From the entries, copy every line that carries the string "subtitle".

Segment Start: Listed entries

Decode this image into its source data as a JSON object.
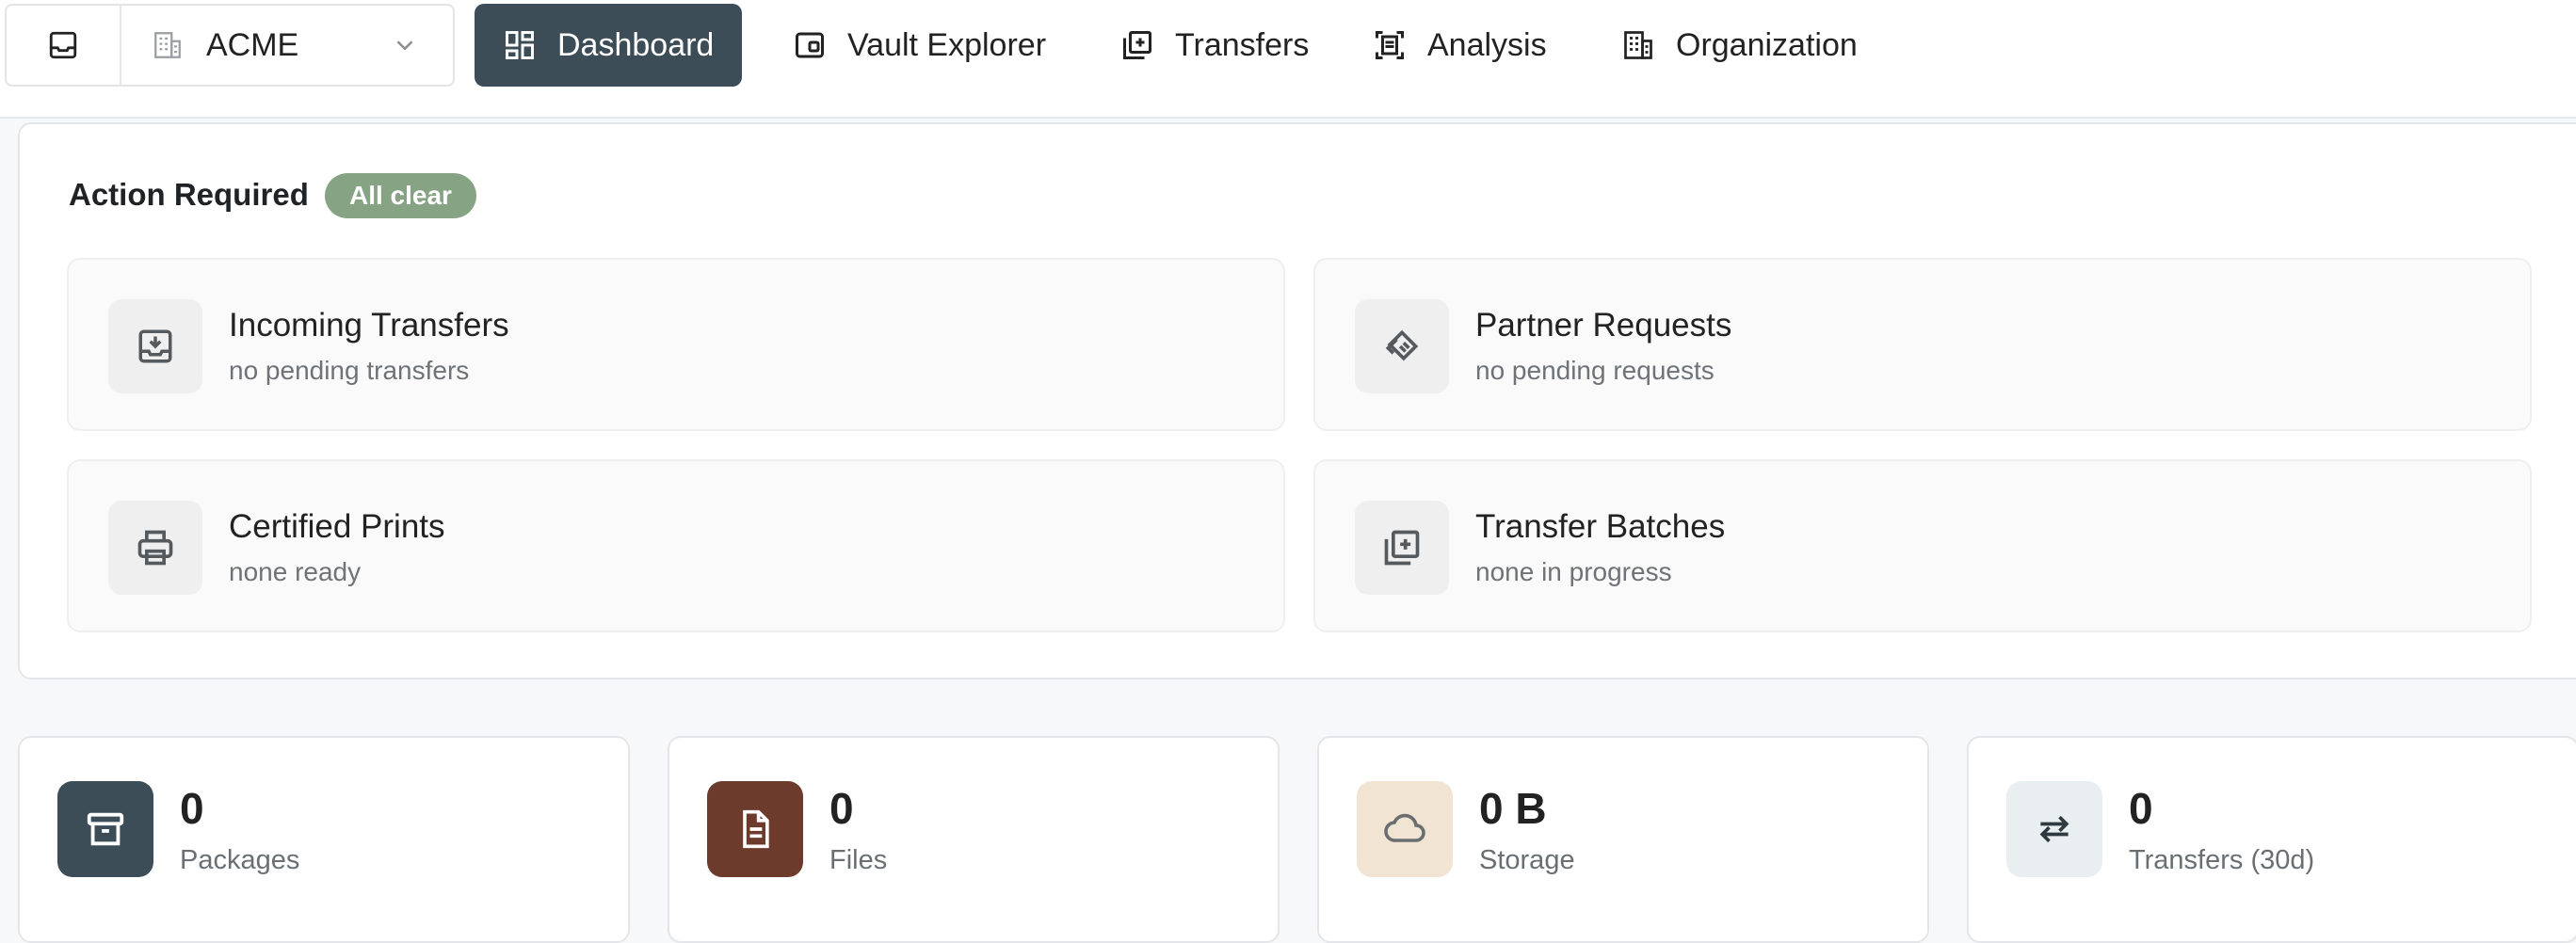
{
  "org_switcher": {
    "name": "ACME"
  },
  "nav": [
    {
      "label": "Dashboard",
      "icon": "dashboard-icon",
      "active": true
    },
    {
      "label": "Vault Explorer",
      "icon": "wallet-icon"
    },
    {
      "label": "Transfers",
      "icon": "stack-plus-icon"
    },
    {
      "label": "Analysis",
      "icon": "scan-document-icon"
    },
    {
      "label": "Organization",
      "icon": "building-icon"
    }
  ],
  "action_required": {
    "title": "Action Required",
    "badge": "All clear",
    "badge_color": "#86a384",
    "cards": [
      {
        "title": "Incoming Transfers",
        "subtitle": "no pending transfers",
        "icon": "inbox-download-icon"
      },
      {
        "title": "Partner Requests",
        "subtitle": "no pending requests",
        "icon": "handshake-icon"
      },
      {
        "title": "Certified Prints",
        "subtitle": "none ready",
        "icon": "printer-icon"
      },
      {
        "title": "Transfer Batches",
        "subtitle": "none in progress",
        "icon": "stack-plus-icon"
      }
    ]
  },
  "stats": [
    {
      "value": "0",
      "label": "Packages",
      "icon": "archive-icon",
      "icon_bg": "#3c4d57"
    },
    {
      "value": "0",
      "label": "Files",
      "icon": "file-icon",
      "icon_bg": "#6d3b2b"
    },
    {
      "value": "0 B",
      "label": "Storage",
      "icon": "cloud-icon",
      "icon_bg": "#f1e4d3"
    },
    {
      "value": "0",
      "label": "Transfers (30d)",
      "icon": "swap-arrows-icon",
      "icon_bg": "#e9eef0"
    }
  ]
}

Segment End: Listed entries
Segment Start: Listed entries

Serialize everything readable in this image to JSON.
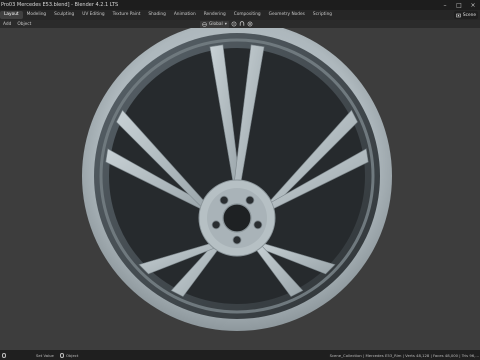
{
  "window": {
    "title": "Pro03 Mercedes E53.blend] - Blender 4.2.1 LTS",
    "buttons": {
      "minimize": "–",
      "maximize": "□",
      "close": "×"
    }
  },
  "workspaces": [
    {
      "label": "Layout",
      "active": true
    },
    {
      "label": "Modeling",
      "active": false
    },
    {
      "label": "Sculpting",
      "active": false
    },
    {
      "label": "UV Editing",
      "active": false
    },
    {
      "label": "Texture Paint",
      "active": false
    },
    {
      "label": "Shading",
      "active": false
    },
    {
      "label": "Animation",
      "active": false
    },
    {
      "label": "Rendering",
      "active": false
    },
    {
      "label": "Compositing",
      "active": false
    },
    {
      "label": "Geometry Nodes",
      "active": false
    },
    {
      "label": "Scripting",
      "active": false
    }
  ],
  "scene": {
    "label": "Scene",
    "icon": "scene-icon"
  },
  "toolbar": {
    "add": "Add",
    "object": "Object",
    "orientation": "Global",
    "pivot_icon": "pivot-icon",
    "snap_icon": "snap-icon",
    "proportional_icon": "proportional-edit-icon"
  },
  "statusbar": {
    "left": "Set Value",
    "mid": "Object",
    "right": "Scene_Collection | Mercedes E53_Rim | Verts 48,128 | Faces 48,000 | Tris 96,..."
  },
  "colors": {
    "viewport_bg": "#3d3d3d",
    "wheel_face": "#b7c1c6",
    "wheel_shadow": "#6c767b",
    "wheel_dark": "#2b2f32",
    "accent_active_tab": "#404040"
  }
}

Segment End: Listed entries

_Task output_
        "subtitle": "no pending transfers",
        "subtitle": "no pending requests",
        "subtitle": "none ready",
        "subtitle": "none in progress",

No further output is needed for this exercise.